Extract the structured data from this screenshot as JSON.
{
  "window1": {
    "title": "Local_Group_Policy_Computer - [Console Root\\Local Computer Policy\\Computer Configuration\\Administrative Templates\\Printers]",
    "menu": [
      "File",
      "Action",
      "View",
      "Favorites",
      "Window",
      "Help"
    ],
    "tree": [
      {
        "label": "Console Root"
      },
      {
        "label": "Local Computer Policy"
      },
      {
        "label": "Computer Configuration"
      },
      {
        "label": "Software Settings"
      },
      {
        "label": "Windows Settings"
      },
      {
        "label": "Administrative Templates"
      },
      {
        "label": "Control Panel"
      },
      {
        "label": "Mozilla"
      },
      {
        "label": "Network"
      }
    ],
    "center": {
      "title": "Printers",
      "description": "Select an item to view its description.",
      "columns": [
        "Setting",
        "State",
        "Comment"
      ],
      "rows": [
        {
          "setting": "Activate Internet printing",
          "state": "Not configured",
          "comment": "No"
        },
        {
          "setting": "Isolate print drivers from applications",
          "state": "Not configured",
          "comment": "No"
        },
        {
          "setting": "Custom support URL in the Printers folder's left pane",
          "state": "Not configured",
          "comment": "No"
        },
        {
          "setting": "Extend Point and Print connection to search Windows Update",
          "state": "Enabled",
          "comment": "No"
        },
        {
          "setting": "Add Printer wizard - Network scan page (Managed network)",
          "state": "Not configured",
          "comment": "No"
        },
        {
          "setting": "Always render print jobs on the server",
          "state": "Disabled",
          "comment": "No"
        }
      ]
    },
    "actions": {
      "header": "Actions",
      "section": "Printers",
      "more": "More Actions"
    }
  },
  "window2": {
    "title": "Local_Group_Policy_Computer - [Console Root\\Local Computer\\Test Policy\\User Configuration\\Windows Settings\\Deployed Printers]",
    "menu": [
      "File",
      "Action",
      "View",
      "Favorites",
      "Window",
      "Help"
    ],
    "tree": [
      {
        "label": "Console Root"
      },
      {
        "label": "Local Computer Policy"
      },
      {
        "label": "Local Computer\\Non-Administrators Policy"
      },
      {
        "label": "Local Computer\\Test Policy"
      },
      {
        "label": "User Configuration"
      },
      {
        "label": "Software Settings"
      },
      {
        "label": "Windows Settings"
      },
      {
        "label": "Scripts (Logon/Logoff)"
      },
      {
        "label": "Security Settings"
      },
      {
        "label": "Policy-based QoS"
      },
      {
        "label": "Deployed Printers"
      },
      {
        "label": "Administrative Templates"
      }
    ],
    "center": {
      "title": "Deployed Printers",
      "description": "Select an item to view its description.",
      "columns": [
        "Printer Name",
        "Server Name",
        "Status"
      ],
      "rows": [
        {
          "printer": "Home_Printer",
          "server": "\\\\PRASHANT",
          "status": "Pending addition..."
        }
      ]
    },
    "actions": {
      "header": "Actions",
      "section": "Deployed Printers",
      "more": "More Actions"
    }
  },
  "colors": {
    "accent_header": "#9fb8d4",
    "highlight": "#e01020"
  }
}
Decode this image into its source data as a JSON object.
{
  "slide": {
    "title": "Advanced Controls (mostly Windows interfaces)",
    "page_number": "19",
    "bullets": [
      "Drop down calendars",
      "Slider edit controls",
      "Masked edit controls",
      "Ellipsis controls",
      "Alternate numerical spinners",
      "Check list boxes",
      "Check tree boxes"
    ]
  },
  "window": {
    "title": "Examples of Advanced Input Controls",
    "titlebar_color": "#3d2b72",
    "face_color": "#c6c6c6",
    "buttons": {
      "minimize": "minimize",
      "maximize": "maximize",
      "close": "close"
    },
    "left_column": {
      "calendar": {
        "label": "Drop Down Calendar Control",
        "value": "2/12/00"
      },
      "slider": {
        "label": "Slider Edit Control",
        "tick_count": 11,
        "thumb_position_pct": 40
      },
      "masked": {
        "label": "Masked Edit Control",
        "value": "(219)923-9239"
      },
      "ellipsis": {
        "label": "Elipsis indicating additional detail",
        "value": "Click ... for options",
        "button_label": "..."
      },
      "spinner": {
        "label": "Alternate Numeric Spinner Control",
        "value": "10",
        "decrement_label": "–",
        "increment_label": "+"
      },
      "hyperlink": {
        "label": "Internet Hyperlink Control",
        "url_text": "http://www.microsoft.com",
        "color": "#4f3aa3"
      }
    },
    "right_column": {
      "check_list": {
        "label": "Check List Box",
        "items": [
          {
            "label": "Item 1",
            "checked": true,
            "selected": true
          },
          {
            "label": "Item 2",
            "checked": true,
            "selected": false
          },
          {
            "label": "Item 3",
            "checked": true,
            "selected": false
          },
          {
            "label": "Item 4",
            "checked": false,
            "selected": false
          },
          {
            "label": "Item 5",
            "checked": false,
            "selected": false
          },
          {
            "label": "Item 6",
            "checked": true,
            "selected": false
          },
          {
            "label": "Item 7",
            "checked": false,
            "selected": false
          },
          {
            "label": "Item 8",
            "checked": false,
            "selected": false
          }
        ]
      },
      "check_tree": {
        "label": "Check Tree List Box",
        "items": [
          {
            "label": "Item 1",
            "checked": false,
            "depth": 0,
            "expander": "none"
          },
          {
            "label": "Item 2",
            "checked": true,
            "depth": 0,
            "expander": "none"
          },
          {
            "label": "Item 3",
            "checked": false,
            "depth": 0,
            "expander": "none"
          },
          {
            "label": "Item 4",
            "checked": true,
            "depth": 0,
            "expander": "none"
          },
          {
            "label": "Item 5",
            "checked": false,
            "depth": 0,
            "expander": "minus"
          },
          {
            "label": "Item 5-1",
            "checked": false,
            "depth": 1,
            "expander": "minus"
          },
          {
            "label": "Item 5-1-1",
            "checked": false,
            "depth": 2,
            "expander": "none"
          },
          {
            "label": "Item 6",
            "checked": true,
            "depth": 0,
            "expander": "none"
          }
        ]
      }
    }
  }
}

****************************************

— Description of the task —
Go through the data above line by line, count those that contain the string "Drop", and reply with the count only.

— Result of the task —
2